(Excerpts from an interface dataset)

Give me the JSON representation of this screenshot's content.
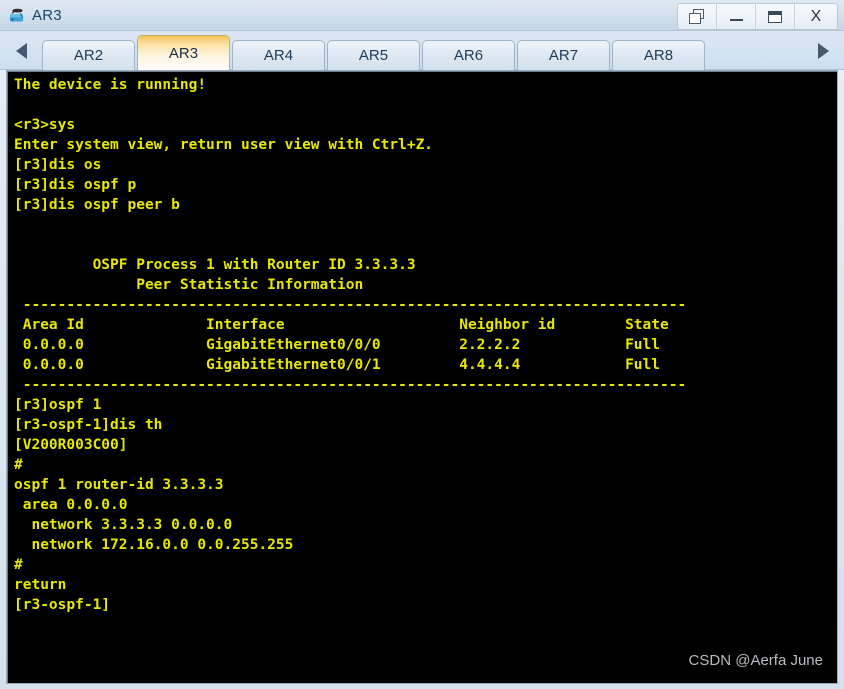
{
  "window": {
    "title": "AR3",
    "icon": "router-device-icon",
    "controls": [
      {
        "name": "restore-button",
        "label": "",
        "icon": "restore-icon"
      },
      {
        "name": "minimize-button",
        "label": "",
        "icon": "minimize-icon"
      },
      {
        "name": "maximize-button",
        "label": "",
        "icon": "maximize-icon"
      },
      {
        "name": "close-button",
        "label": "X",
        "icon": "close-icon"
      }
    ]
  },
  "tabbar": {
    "scroll_left_icon": "chevron-left-icon",
    "scroll_right_icon": "chevron-right-icon",
    "active_tab": "AR3",
    "tabs": [
      {
        "label": "AR2"
      },
      {
        "label": "AR3"
      },
      {
        "label": "AR4"
      },
      {
        "label": "AR5"
      },
      {
        "label": "AR6"
      },
      {
        "label": "AR7"
      },
      {
        "label": "AR8"
      }
    ]
  },
  "terminal": {
    "background": "#000000",
    "foreground": "#e8e800",
    "lines": [
      "The device is running!",
      "",
      "<r3>sys",
      "Enter system view, return user view with Ctrl+Z.",
      "[r3]dis os",
      "[r3]dis ospf p",
      "[r3]dis ospf peer b",
      "",
      "",
      "         OSPF Process 1 with Router ID 3.3.3.3",
      "              Peer Statistic Information",
      " ----------------------------------------------------------------------------",
      " Area Id              Interface                    Neighbor id        State",
      " 0.0.0.0              GigabitEthernet0/0/0         2.2.2.2            Full",
      " 0.0.0.0              GigabitEthernet0/0/1         4.4.4.4            Full",
      " ----------------------------------------------------------------------------",
      "[r3]ospf 1",
      "[r3-ospf-1]dis th",
      "[V200R003C00]",
      "#",
      "ospf 1 router-id 3.3.3.3",
      " area 0.0.0.0",
      "  network 3.3.3.3 0.0.0.0",
      "  network 172.16.0.0 0.0.255.255",
      "#",
      "return",
      "[r3-ospf-1]"
    ]
  },
  "watermark": {
    "text": "CSDN @Aerfa June"
  }
}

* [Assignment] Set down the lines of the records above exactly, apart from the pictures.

* [Written answer]
Give me the JSON representation of this screenshot's content.
{
  "window": {
    "title": "AR3",
    "icon": "router-device-icon",
    "controls": [
      {
        "name": "restore-button",
        "label": "",
        "icon": "restore-icon"
      },
      {
        "name": "minimize-button",
        "label": "",
        "icon": "minimize-icon"
      },
      {
        "name": "maximize-button",
        "label": "",
        "icon": "maximize-icon"
      },
      {
        "name": "close-button",
        "label": "X",
        "icon": "close-icon"
      }
    ]
  },
  "tabbar": {
    "scroll_left_icon": "chevron-left-icon",
    "scroll_right_icon": "chevron-right-icon",
    "active_tab": "AR3",
    "tabs": [
      {
        "label": "AR2"
      },
      {
        "label": "AR3"
      },
      {
        "label": "AR4"
      },
      {
        "label": "AR5"
      },
      {
        "label": "AR6"
      },
      {
        "label": "AR7"
      },
      {
        "label": "AR8"
      }
    ]
  },
  "terminal": {
    "background": "#000000",
    "foreground": "#e8e800",
    "lines": [
      "The device is running!",
      "",
      "<r3>sys",
      "Enter system view, return user view with Ctrl+Z.",
      "[r3]dis os",
      "[r3]dis ospf p",
      "[r3]dis ospf peer b",
      "",
      "",
      "         OSPF Process 1 with Router ID 3.3.3.3",
      "              Peer Statistic Information",
      " ----------------------------------------------------------------------------",
      " Area Id              Interface                    Neighbor id        State",
      " 0.0.0.0              GigabitEthernet0/0/0         2.2.2.2            Full",
      " 0.0.0.0              GigabitEthernet0/0/1         4.4.4.4            Full",
      " ----------------------------------------------------------------------------",
      "[r3]ospf 1",
      "[r3-ospf-1]dis th",
      "[V200R003C00]",
      "#",
      "ospf 1 router-id 3.3.3.3",
      " area 0.0.0.0",
      "  network 3.3.3.3 0.0.0.0",
      "  network 172.16.0.0 0.0.255.255",
      "#",
      "return",
      "[r3-ospf-1]"
    ]
  },
  "watermark": {
    "text": "CSDN @Aerfa June"
  }
}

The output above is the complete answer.